For this exercise, set down all the records exactly as given.

+ + + + + + +

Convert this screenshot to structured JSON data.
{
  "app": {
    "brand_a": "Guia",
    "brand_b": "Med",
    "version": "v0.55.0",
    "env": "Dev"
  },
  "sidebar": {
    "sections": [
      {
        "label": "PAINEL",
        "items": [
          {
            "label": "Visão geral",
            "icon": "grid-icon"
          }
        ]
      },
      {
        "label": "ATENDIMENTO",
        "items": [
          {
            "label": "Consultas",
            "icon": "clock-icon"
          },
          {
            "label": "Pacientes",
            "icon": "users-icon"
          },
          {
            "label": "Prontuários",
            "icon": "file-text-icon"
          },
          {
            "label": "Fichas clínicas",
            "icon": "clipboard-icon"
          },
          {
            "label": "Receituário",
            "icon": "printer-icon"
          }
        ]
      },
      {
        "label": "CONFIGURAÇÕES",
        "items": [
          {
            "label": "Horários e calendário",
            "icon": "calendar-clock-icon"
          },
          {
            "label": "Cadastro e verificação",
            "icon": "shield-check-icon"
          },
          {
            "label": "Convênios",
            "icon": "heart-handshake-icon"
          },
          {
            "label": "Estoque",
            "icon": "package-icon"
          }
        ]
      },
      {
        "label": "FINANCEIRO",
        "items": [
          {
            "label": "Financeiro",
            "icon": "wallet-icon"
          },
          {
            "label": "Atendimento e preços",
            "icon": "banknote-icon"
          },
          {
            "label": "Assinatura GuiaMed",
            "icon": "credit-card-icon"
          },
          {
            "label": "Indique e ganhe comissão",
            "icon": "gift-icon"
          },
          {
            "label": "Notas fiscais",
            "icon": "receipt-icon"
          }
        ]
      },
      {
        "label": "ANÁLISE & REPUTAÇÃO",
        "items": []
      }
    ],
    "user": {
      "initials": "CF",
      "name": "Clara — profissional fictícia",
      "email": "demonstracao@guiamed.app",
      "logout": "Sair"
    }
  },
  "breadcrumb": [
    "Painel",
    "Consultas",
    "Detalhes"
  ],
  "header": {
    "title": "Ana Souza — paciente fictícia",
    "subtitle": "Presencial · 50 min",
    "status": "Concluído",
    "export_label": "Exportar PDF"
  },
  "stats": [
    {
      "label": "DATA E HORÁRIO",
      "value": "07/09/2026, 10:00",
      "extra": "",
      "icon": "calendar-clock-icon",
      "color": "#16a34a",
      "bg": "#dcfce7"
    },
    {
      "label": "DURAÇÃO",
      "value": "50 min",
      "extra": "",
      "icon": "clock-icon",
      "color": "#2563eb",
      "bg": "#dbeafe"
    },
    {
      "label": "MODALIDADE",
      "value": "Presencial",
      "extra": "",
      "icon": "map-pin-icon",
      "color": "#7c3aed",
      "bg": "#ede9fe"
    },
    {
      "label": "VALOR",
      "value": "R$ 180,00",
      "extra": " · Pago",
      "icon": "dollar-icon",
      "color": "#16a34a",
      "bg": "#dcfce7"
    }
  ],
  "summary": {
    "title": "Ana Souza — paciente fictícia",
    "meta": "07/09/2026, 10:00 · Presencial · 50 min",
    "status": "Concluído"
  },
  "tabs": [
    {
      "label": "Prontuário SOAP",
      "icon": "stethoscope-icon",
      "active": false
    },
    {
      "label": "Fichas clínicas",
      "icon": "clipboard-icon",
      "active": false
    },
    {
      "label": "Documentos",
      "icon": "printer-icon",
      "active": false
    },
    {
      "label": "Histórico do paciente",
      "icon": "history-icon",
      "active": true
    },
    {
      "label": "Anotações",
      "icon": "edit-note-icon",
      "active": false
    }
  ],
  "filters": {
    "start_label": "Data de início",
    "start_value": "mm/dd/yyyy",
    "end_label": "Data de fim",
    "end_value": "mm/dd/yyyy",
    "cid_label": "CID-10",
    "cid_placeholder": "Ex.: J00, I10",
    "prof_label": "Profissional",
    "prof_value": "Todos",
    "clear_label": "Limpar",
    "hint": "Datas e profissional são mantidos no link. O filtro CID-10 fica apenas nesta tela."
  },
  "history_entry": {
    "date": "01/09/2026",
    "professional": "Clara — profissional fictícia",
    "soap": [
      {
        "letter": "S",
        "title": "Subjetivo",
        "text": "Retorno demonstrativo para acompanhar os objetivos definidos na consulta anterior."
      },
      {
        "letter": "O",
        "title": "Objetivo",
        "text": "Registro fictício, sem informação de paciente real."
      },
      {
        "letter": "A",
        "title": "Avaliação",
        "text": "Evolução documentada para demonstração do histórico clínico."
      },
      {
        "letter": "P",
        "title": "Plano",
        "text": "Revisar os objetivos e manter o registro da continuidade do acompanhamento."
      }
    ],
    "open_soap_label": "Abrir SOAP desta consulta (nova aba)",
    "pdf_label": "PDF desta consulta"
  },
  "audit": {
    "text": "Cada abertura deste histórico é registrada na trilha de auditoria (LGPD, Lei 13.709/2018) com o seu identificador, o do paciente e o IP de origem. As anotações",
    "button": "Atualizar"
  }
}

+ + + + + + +

◆ Written answer ◆
Convert this screenshot to structured JSON data.
{
  "app": {
    "brand_a": "Guia",
    "brand_b": "Med",
    "version": "v0.55.0",
    "env": "Dev"
  },
  "sidebar": {
    "sections": [
      {
        "label": "PAINEL",
        "items": [
          {
            "label": "Visão geral",
            "icon": "grid-icon"
          }
        ]
      },
      {
        "label": "ATENDIMENTO",
        "items": [
          {
            "label": "Consultas",
            "icon": "clock-icon"
          },
          {
            "label": "Pacientes",
            "icon": "users-icon"
          },
          {
            "label": "Prontuários",
            "icon": "file-text-icon"
          },
          {
            "label": "Fichas clínicas",
            "icon": "clipboard-icon"
          },
          {
            "label": "Receituário",
            "icon": "printer-icon"
          }
        ]
      },
      {
        "label": "CONFIGURAÇÕES",
        "items": [
          {
            "label": "Horários e calendário",
            "icon": "calendar-clock-icon"
          },
          {
            "label": "Cadastro e verificação",
            "icon": "shield-check-icon"
          },
          {
            "label": "Convênios",
            "icon": "heart-handshake-icon"
          },
          {
            "label": "Estoque",
            "icon": "package-icon"
          }
        ]
      },
      {
        "label": "FINANCEIRO",
        "items": [
          {
            "label": "Financeiro",
            "icon": "wallet-icon"
          },
          {
            "label": "Atendimento e preços",
            "icon": "banknote-icon"
          },
          {
            "label": "Assinatura GuiaMed",
            "icon": "credit-card-icon"
          },
          {
            "label": "Indique e ganhe comissão",
            "icon": "gift-icon"
          },
          {
            "label": "Notas fiscais",
            "icon": "receipt-icon"
          }
        ]
      },
      {
        "label": "ANÁLISE & REPUTAÇÃO",
        "items": []
      }
    ],
    "user": {
      "initials": "CF",
      "name": "Clara — profissional fictícia",
      "email": "demonstracao@guiamed.app",
      "logout": "Sair"
    }
  },
  "breadcrumb": [
    "Painel",
    "Consultas",
    "Detalhes"
  ],
  "header": {
    "title": "Ana Souza — paciente fictícia",
    "subtitle": "Presencial · 50 min",
    "status": "Concluído",
    "export_label": "Exportar PDF"
  },
  "stats": [
    {
      "label": "DATA E HORÁRIO",
      "value": "07/09/2026, 10:00",
      "extra": "",
      "icon": "calendar-clock-icon",
      "color": "#16a34a",
      "bg": "#dcfce7"
    },
    {
      "label": "DURAÇÃO",
      "value": "50 min",
      "extra": "",
      "icon": "clock-icon",
      "color": "#2563eb",
      "bg": "#dbeafe"
    },
    {
      "label": "MODALIDADE",
      "value": "Presencial",
      "extra": "",
      "icon": "map-pin-icon",
      "color": "#7c3aed",
      "bg": "#ede9fe"
    },
    {
      "label": "VALOR",
      "value": "R$ 180,00",
      "extra": " · Pago",
      "icon": "dollar-icon",
      "color": "#16a34a",
      "bg": "#dcfce7"
    }
  ],
  "summary": {
    "title": "Ana Souza — paciente fictícia",
    "meta": "07/09/2026, 10:00 · Presencial · 50 min",
    "status": "Concluído"
  },
  "tabs": [
    {
      "label": "Prontuário SOAP",
      "icon": "stethoscope-icon",
      "active": false
    },
    {
      "label": "Fichas clínicas",
      "icon": "clipboard-icon",
      "active": false
    },
    {
      "label": "Documentos",
      "icon": "printer-icon",
      "active": false
    },
    {
      "label": "Histórico do paciente",
      "icon": "history-icon",
      "active": true
    },
    {
      "label": "Anotações",
      "icon": "edit-note-icon",
      "active": false
    }
  ],
  "filters": {
    "start_label": "Data de início",
    "start_value": "mm/dd/yyyy",
    "end_label": "Data de fim",
    "end_value": "mm/dd/yyyy",
    "cid_label": "CID-10",
    "cid_placeholder": "Ex.: J00, I10",
    "prof_label": "Profissional",
    "prof_value": "Todos",
    "clear_label": "Limpar",
    "hint": "Datas e profissional são mantidos no link. O filtro CID-10 fica apenas nesta tela."
  },
  "history_entry": {
    "date": "01/09/2026",
    "professional": "Clara — profissional fictícia",
    "soap": [
      {
        "letter": "S",
        "title": "Subjetivo",
        "text": "Retorno demonstrativo para acompanhar os objetivos definidos na consulta anterior."
      },
      {
        "letter": "O",
        "title": "Objetivo",
        "text": "Registro fictício, sem informação de paciente real."
      },
      {
        "letter": "A",
        "title": "Avaliação",
        "text": "Evolução documentada para demonstração do histórico clínico."
      },
      {
        "letter": "P",
        "title": "Plano",
        "text": "Revisar os objetivos e manter o registro da continuidade do acompanhamento."
      }
    ],
    "open_soap_label": "Abrir SOAP desta consulta (nova aba)",
    "pdf_label": "PDF desta consulta"
  },
  "audit": {
    "text": "Cada abertura deste histórico é registrada na trilha de auditoria (LGPD, Lei 13.709/2018) com o seu identificador, o do paciente e o IP de origem. As anotações",
    "button": "Atualizar"
  }
}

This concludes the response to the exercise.